Page and application data records:
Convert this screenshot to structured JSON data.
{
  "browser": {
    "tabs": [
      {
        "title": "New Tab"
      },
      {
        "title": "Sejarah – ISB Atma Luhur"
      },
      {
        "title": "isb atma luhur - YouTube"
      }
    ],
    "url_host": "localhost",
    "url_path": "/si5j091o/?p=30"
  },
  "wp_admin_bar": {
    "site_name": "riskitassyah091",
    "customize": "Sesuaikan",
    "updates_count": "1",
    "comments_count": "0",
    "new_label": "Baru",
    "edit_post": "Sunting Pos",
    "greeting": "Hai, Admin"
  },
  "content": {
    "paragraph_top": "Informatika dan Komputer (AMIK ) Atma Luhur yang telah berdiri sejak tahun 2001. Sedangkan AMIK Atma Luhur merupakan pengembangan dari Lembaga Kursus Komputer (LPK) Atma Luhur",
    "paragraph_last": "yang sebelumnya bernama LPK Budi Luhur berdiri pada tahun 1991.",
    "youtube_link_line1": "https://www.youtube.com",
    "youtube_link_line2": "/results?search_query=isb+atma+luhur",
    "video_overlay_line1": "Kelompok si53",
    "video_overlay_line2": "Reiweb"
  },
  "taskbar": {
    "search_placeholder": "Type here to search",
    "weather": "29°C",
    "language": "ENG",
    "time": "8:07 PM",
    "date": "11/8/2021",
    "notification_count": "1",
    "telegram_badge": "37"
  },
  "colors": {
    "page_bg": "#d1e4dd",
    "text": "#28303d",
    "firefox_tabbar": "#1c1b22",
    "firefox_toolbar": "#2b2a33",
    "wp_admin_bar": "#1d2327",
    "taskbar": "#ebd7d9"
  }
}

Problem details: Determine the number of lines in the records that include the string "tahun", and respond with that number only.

Written response: 2